(Data for this exercise begins)

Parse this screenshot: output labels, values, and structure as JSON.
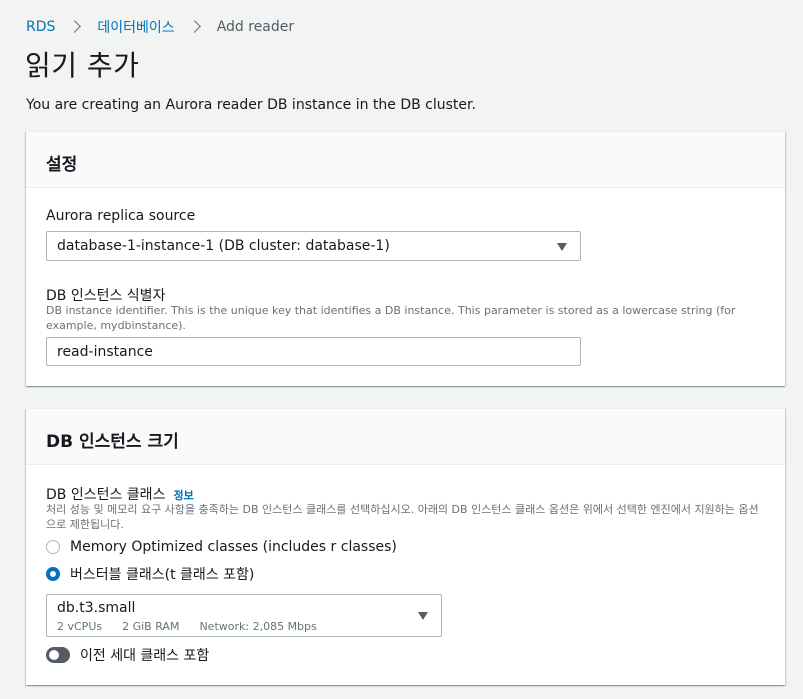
{
  "breadcrumb": {
    "items": [
      "RDS",
      "데이터베이스"
    ],
    "current": "Add reader"
  },
  "page": {
    "title": "읽기 추가",
    "description": "You are creating an Aurora reader DB instance in the DB cluster."
  },
  "settings": {
    "header": "설정",
    "replica_source": {
      "label": "Aurora replica source",
      "value": "database-1-instance-1 (DB cluster: database-1)"
    },
    "identifier": {
      "label": "DB 인스턴스 식별자",
      "description": "DB instance identifier. This is the unique key that identifies a DB instance. This parameter is stored as a lowercase string (for example, mydbinstance).",
      "value": "read-instance"
    }
  },
  "instance_size": {
    "header": "DB 인스턴스 크기",
    "class_label": "DB 인스턴스 클래스",
    "info": "정보",
    "class_description": "처리 성능 및 메모리 요구 사항을 충족하는 DB 인스턴스 클래스를 선택하십시오. 아래의 DB 인스턴스 클래스 옵션은 위에서 선택한 엔진에서 지원하는 옵션으로 제한됩니다.",
    "options": [
      {
        "label": "Memory Optimized classes (includes r classes)",
        "selected": false
      },
      {
        "label": "버스터블 클래스(t 클래스 포함)",
        "selected": true
      }
    ],
    "selected_class": {
      "name": "db.t3.small",
      "vcpu": "2 vCPUs",
      "ram": "2 GiB RAM",
      "network": "Network: 2,085 Mbps"
    },
    "toggle_label": "이전 세대 클래스 포함",
    "toggle_on": false
  },
  "colors": {
    "link": "#0073bb",
    "radio_selected": "#0073bb",
    "background": "#f2f3f3"
  }
}
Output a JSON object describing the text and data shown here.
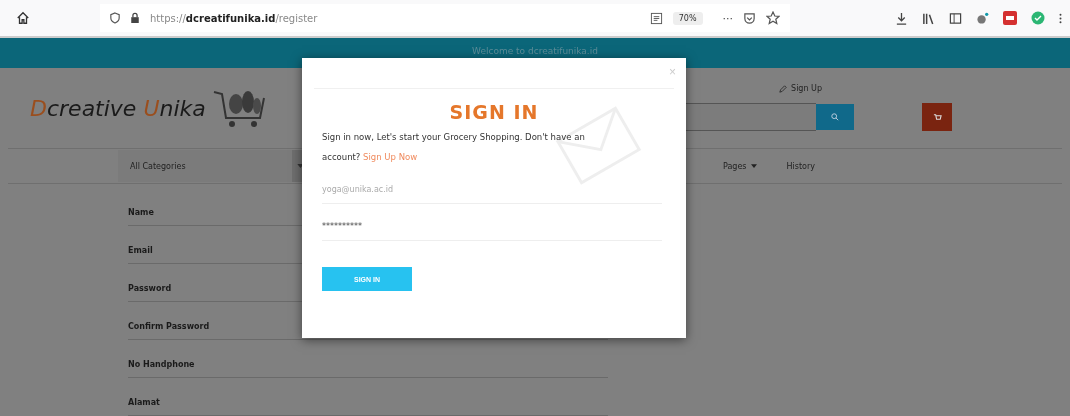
{
  "browser": {
    "url_prefix": "https://",
    "url_domain": "dcreatifunika.id",
    "url_path": "/register",
    "zoom": "70%",
    "more": "···"
  },
  "welcome": "Welcome to dcreatifunika.id",
  "logo": [
    {
      "text": "D",
      "accent": true
    },
    {
      "text": "creative ",
      "accent": false
    },
    {
      "text": "U",
      "accent": true
    },
    {
      "text": "nika",
      "accent": false
    }
  ],
  "sign_up_link": "Sign Up",
  "nav": {
    "category": "All Categories",
    "items": [
      {
        "label": "Pages",
        "dropdown": true
      },
      {
        "label": "History",
        "dropdown": false
      }
    ]
  },
  "form_labels": [
    "Name",
    "Email",
    "Password",
    "Confirm Password",
    "No Handphone",
    "Alamat"
  ],
  "modal": {
    "close": "×",
    "title": "SIGN IN",
    "intro": "Sign in now, Let's start your Grocery Shopping. Don't have an account?",
    "link": "Sign Up Now",
    "email_placeholder": "yoga@unika.ac.id",
    "password_value": "**********",
    "button": "SIGN IN"
  }
}
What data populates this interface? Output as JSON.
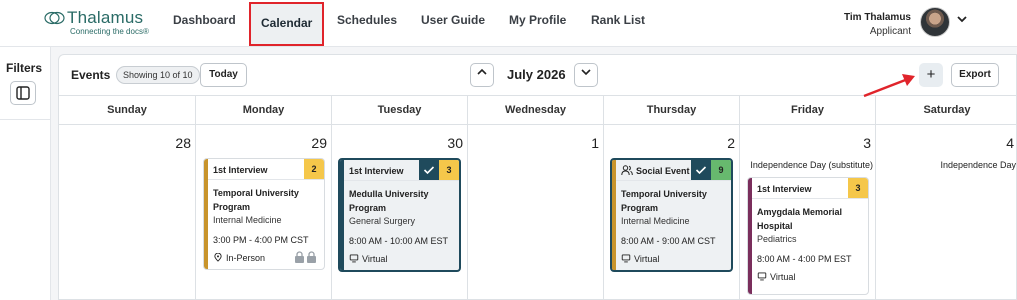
{
  "brand": {
    "name": "Thalamus",
    "tagline": "Connecting the docs®"
  },
  "nav": {
    "items": [
      {
        "label": "Dashboard"
      },
      {
        "label": "Calendar",
        "active": true
      },
      {
        "label": "Schedules"
      },
      {
        "label": "User Guide"
      },
      {
        "label": "My Profile"
      },
      {
        "label": "Rank List"
      }
    ]
  },
  "user": {
    "name": "Tim Thalamus",
    "role": "Applicant"
  },
  "filters": {
    "title": "Filters"
  },
  "toolbar": {
    "events_label": "Events",
    "showing": "Showing 10 of 10",
    "today": "Today",
    "month": "July 2026",
    "add": "+",
    "export": "Export"
  },
  "weekdays": [
    "Sunday",
    "Monday",
    "Tuesday",
    "Wednesday",
    "Thursday",
    "Friday",
    "Saturday"
  ],
  "days": [
    {
      "num": "28"
    },
    {
      "num": "29"
    },
    {
      "num": "30"
    },
    {
      "num": "1"
    },
    {
      "num": "2"
    },
    {
      "num": "3",
      "holiday": "Independence Day (substitute)"
    },
    {
      "num": "4",
      "holiday": "Independence Day"
    }
  ],
  "events": [
    {
      "type": "1st Interview",
      "rank": "2",
      "program": "Temporal University Program",
      "specialty": "Internal Medicine",
      "time": "3:00 PM - 4:00 PM CST",
      "location": "In-Person",
      "color": "#c8942c"
    },
    {
      "type": "1st Interview",
      "rank": "3",
      "program": "Medulla University Program",
      "specialty": "General Surgery",
      "time": "8:00 AM - 10:00 AM EST",
      "location": "Virtual",
      "color": "#1f4a5c"
    },
    {
      "type": "Social Event",
      "rank": "9",
      "program": "Temporal University Program",
      "specialty": "Internal Medicine",
      "time": "8:00 AM - 9:00 AM CST",
      "location": "Virtual",
      "color": "#c8942c"
    },
    {
      "type": "1st Interview",
      "rank": "3",
      "program": "Amygdala Memorial Hospital",
      "specialty": "Pediatrics",
      "time": "8:00 AM - 4:00 PM EST",
      "location": "Virtual",
      "color": "#7a2e5c"
    }
  ],
  "colors": {
    "accent": "#2a6b66",
    "highlight": "#e0242b",
    "rank_yellow": "#f5c74a",
    "rank_green": "#67b96e",
    "confirmed": "#1f4a5c"
  }
}
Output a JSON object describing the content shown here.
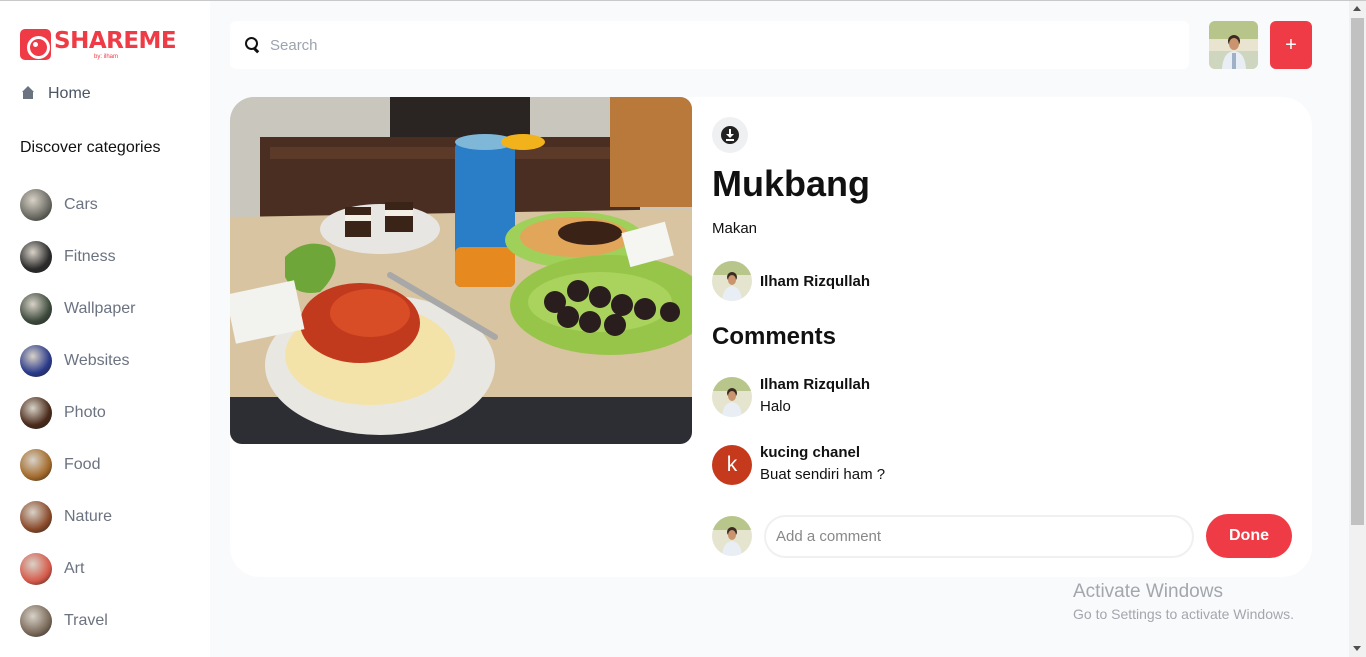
{
  "app": {
    "brand": "SHAREME",
    "brand_sub": "by: ilham",
    "accent_color": "#ef3b45"
  },
  "sidebar": {
    "home_label": "Home",
    "discover_heading": "Discover categories",
    "categories": [
      {
        "label": "Cars",
        "thumb": "#6b6b63"
      },
      {
        "label": "Fitness",
        "thumb": "#2b2b2b"
      },
      {
        "label": "Wallpaper",
        "thumb": "#3d4a3c"
      },
      {
        "label": "Websites",
        "thumb": "#2a3a8a"
      },
      {
        "label": "Photo",
        "thumb": "#4a2a1a"
      },
      {
        "label": "Food",
        "thumb": "#a36a2a"
      },
      {
        "label": "Nature",
        "thumb": "#8a4a2a"
      },
      {
        "label": "Art",
        "thumb": "#d65a4a"
      },
      {
        "label": "Travel",
        "thumb": "#7a6a5a"
      }
    ]
  },
  "topbar": {
    "search_placeholder": "Search",
    "add_button_label": "+"
  },
  "pin": {
    "title": "Mukbang",
    "description": "Makan",
    "author": "Ilham Rizqullah"
  },
  "comments": {
    "heading": "Comments",
    "items": [
      {
        "name": "Ilham Rizqullah",
        "text": "Halo",
        "avatar": "photo"
      },
      {
        "name": "kucing chanel",
        "text": "Buat sendiri ham ?",
        "avatar": "letter",
        "letter": "k"
      }
    ],
    "input_placeholder": "Add a comment",
    "done_label": "Done"
  },
  "watermark": {
    "title": "Activate Windows",
    "subtitle": "Go to Settings to activate Windows."
  }
}
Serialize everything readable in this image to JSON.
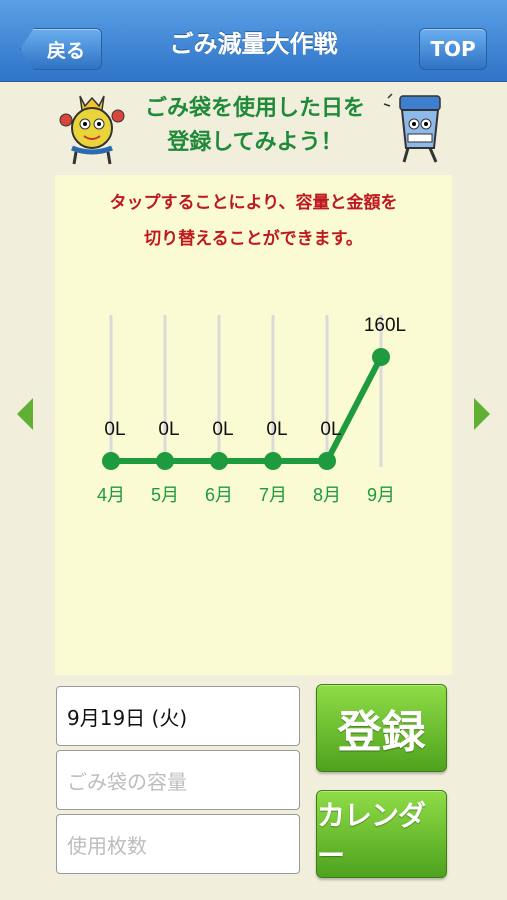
{
  "header": {
    "title": "ごみ減量大作戦",
    "back_label": "戻る",
    "top_label": "TOP"
  },
  "banner": {
    "line1": "ごみ袋を使用した日を",
    "line2": "登録してみよう！"
  },
  "instruction": {
    "line1": "タップすることにより、容量と金額を",
    "line2": "切り替えることができます。"
  },
  "chart_data": {
    "type": "line",
    "categories": [
      "4月",
      "5月",
      "6月",
      "7月",
      "8月",
      "9月"
    ],
    "values": [
      0,
      0,
      0,
      0,
      0,
      160
    ],
    "value_labels": [
      "0L",
      "0L",
      "0L",
      "0L",
      "0L",
      "160L"
    ],
    "unit": "L",
    "color": "#1e9a3f"
  },
  "form": {
    "date_value": "9月19日 (火)",
    "capacity_placeholder": "ごみ袋の容量",
    "count_placeholder": "使用枚数"
  },
  "buttons": {
    "register_label": "登録",
    "calendar_label": "カレンダー"
  },
  "colors": {
    "header_blue": "#2f74c7",
    "accent_green": "#5fb033",
    "instruction_red": "#c0181f",
    "panel_bg": "#fafbd2"
  }
}
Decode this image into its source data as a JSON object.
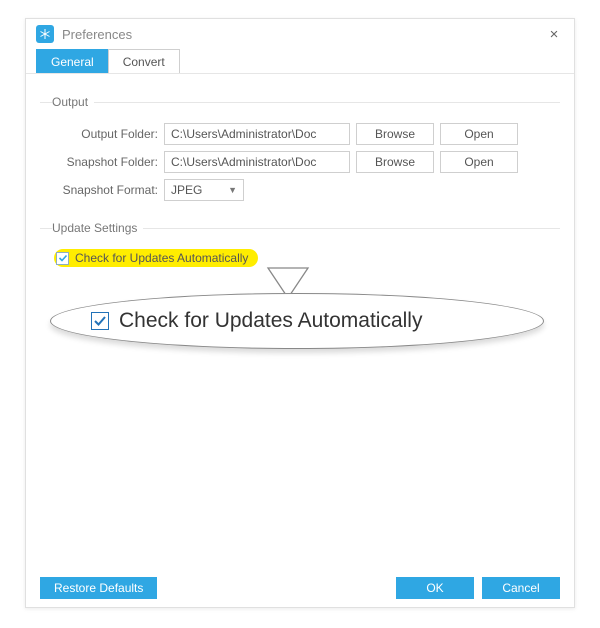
{
  "window": {
    "title": "Preferences",
    "close": "×"
  },
  "tabs": {
    "general": "General",
    "convert": "Convert"
  },
  "output": {
    "legend": "Output",
    "output_folder_label": "Output Folder:",
    "output_folder_value": "C:\\Users\\Administrator\\Doc",
    "snapshot_folder_label": "Snapshot Folder:",
    "snapshot_folder_value": "C:\\Users\\Administrator\\Doc",
    "snapshot_format_label": "Snapshot Format:",
    "snapshot_format_value": "JPEG",
    "browse": "Browse",
    "open": "Open"
  },
  "update": {
    "legend": "Update Settings",
    "check_label": "Check for Updates Automatically"
  },
  "callout": {
    "text": "Check for Updates Automatically"
  },
  "footer": {
    "restore": "Restore Defaults",
    "ok": "OK",
    "cancel": "Cancel"
  }
}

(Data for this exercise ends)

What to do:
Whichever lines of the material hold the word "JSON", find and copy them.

Answer for this exercise:
Parse this screenshot: output labels, values, and structure as JSON.
Output a JSON object describing the text and data shown here.
What data populates this interface? Output as JSON.
Output a JSON object describing the content shown here.
Serialize everything readable in this image to JSON.
Decode this image into its source data as a JSON object.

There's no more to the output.